I bought a hygrometer for $6 at True Value and tested every room during winter and summer. It appears the upstairs rooms are always more humid. I chose the room that kept the RH level between 40-60 all year round. That is where I keep my two basses. When not in use, they are in their cases, under a bed.
The Venta looks really good. I am probably going to get one of these. Thanks!
Having owned quite expensive classical guitars and knowing that acoustic instruments are built far more lightly than electric ones, I never bothered with whole house anything. The only thing that would work for them would be an in the case humidifier. To do this with electric, of course you need a hard case which can become problematic for rabid collectors of basses as cases can pile up. For me with two basses, it isn't a problem. I have one case and since I rotate both, neither is out of the case very long. As to humidifiers, roll your own. A little plastic film cannister with a cylindrical cut of sponge will work. Even a small disc of sponge on a little plate sitting in the case will work.

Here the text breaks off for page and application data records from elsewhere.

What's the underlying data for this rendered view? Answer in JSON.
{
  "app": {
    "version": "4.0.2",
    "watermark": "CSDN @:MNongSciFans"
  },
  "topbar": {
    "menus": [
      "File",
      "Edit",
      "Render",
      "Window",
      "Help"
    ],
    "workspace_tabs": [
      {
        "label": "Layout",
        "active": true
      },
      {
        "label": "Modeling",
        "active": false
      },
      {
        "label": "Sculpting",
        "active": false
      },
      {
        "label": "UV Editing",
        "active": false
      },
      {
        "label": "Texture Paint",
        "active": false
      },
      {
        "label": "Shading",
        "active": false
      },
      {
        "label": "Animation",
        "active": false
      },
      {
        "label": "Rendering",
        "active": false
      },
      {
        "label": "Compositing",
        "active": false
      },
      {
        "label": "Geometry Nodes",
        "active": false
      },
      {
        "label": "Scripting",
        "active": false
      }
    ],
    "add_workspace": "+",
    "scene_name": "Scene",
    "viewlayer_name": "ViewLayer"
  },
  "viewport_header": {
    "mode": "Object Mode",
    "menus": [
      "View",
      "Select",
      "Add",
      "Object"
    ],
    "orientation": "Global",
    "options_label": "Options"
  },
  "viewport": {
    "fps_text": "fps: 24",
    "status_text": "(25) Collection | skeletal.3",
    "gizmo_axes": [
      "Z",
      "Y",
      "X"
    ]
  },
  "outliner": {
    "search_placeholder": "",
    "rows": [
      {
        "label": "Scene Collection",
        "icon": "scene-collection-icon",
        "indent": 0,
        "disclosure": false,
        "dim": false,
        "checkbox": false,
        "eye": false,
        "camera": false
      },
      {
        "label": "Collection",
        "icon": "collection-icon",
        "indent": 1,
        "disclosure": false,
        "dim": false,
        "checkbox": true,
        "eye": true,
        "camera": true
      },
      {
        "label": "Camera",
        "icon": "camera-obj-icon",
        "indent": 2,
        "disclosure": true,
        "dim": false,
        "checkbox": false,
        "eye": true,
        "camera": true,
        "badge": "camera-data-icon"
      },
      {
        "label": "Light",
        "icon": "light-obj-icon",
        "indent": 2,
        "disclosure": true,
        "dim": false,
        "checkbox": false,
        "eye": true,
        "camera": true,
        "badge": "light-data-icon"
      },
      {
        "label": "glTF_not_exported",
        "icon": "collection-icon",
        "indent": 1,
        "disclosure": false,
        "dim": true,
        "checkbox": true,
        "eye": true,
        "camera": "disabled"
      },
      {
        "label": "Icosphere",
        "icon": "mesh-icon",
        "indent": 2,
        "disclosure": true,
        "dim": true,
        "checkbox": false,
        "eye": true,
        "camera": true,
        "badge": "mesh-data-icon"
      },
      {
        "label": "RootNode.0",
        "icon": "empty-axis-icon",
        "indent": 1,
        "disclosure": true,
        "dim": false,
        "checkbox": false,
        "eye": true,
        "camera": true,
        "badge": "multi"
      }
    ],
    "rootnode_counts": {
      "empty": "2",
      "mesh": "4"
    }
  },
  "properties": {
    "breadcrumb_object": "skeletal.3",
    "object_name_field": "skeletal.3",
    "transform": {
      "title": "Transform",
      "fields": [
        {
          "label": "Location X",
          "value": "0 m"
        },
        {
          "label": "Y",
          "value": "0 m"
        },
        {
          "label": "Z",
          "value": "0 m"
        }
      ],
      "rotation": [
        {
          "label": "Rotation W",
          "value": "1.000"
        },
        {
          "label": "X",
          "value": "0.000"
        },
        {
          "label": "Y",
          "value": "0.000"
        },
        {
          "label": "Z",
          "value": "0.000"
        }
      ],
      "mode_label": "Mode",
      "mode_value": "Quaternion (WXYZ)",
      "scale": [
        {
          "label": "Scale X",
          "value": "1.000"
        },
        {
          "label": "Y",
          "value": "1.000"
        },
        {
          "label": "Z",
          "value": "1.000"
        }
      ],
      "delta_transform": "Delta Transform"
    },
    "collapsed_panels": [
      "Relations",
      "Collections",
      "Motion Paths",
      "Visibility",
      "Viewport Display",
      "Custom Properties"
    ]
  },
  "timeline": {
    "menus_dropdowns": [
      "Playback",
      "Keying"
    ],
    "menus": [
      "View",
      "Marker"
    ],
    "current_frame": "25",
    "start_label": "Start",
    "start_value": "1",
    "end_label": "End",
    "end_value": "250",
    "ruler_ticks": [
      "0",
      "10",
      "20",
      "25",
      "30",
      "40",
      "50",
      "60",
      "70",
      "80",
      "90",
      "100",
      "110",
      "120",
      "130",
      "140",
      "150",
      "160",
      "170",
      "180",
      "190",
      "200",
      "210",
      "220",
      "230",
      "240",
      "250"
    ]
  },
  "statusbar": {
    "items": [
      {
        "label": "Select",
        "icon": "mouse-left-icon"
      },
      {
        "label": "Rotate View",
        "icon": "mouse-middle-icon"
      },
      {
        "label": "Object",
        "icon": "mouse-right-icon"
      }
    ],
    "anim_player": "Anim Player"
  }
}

I have all instruments in one room as a studio and also run an LW45 for humidity stability. Forced hot air heat in the NE can be tricky on the gradient but I’ve been able to hold an average 40% all winter this year. My biggest complaint is white dust from hard water.
It's a long story. There seems to be a bit of a one-sided bitter rivalry.

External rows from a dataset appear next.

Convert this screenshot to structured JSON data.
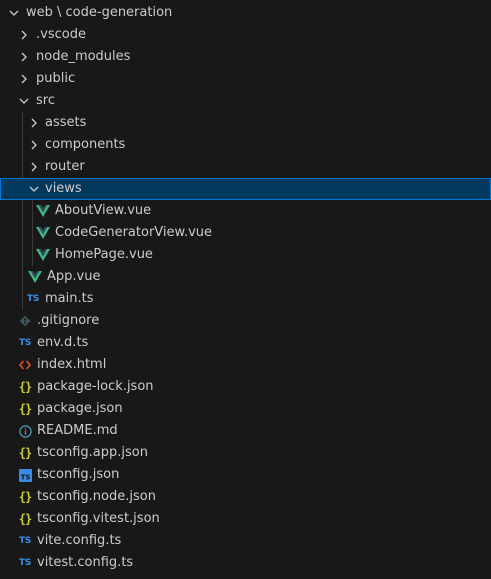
{
  "explorer": {
    "root_label": "web \\ code-generation",
    "colors": {
      "background": "#181818",
      "selection": "#04395e",
      "selection_border": "#0078d4",
      "text": "#cccccc",
      "vue": "#41b883",
      "ts": "#3c8ce7",
      "json": "#cbcb41",
      "html": "#e44d26",
      "info": "#519aba"
    },
    "items": [
      {
        "label": ".vscode",
        "type": "folder",
        "expanded": false,
        "icon": "chevron-right-icon"
      },
      {
        "label": "node_modules",
        "type": "folder",
        "expanded": false,
        "icon": "chevron-right-icon"
      },
      {
        "label": "public",
        "type": "folder",
        "expanded": false,
        "icon": "chevron-right-icon"
      },
      {
        "label": "src",
        "type": "folder",
        "expanded": true,
        "icon": "chevron-down-icon"
      },
      {
        "label": "assets",
        "type": "folder",
        "expanded": false,
        "icon": "chevron-right-icon"
      },
      {
        "label": "components",
        "type": "folder",
        "expanded": false,
        "icon": "chevron-right-icon"
      },
      {
        "label": "router",
        "type": "folder",
        "expanded": false,
        "icon": "chevron-right-icon"
      },
      {
        "label": "views",
        "type": "folder",
        "expanded": true,
        "selected": true,
        "icon": "chevron-down-icon"
      },
      {
        "label": "AboutView.vue",
        "type": "file",
        "icon": "vue-icon"
      },
      {
        "label": "CodeGeneratorView.vue",
        "type": "file",
        "icon": "vue-icon"
      },
      {
        "label": "HomePage.vue",
        "type": "file",
        "icon": "vue-icon"
      },
      {
        "label": "App.vue",
        "type": "file",
        "icon": "vue-icon"
      },
      {
        "label": "main.ts",
        "type": "file",
        "icon": "typescript-icon",
        "icon_text": "TS"
      },
      {
        "label": ".gitignore",
        "type": "file",
        "icon": "git-icon"
      },
      {
        "label": "env.d.ts",
        "type": "file",
        "icon": "typescript-icon",
        "icon_text": "TS"
      },
      {
        "label": "index.html",
        "type": "file",
        "icon": "html-icon"
      },
      {
        "label": "package-lock.json",
        "type": "file",
        "icon": "json-icon",
        "icon_text": "{}"
      },
      {
        "label": "package.json",
        "type": "file",
        "icon": "json-icon",
        "icon_text": "{}"
      },
      {
        "label": "README.md",
        "type": "file",
        "icon": "info-icon"
      },
      {
        "label": "tsconfig.app.json",
        "type": "file",
        "icon": "json-icon",
        "icon_text": "{}"
      },
      {
        "label": "tsconfig.json",
        "type": "file",
        "icon": "tsconfig-icon",
        "icon_text": "TS"
      },
      {
        "label": "tsconfig.node.json",
        "type": "file",
        "icon": "json-icon",
        "icon_text": "{}"
      },
      {
        "label": "tsconfig.vitest.json",
        "type": "file",
        "icon": "json-icon",
        "icon_text": "{}"
      },
      {
        "label": "vite.config.ts",
        "type": "file",
        "icon": "typescript-icon",
        "icon_text": "TS"
      },
      {
        "label": "vitest.config.ts",
        "type": "file",
        "icon": "typescript-icon",
        "icon_text": "TS"
      }
    ]
  }
}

Depends on where you live, type of woods, etc. My problem is that it can get to ~20% humidity when the heater is running constantly. The outside RH is extremely high during the summers. Some guys have gear that has fully equilibrated.
Woods and reinforcement are variables. I have a Conklin with a Dymondwood fingerboard, which is a stabilized and pressurized birch. Ebony, OTOH, is very porous and moves around a lot compared to the usual maple, mahogany, or laminate neck. In theory, maple on maple shouldn't move much and necks are often fully finished, which creates a barrier. Basses also have a much longer plank compared to guitars, which gives the wood more room to expand or contract.
Some guitarists/bassists have high action and it's moving, but they're not noticing. I typically like to run it low. Without humidity control, I get backbow in the summer and forward bow in the winter.
I have seen people just getting a plastic soap box, cross drilling holes, stick a fiber sponge soaked but not dripping with water and keeping it in their case.
Worked fine. You have to monitor it a few times a day, till you get a hang of just how moist your spong needs to be so as to not drip like soggy diapers. You control the humidity by cross drilling more or less holes.
It will take some time to figure it out, but it is worth it, if you want an inexpensive method.
I had a cold-evap humidifier as well and had the dust problem.
Switched to a warm one and its great.
The few heated humidifiers would have problems with too much hard water on the hot plate. I know the risk for fire would be low, but I'm a "little" cautious/paranoid.
We have hard water too.... but it gets softened before getting out the taps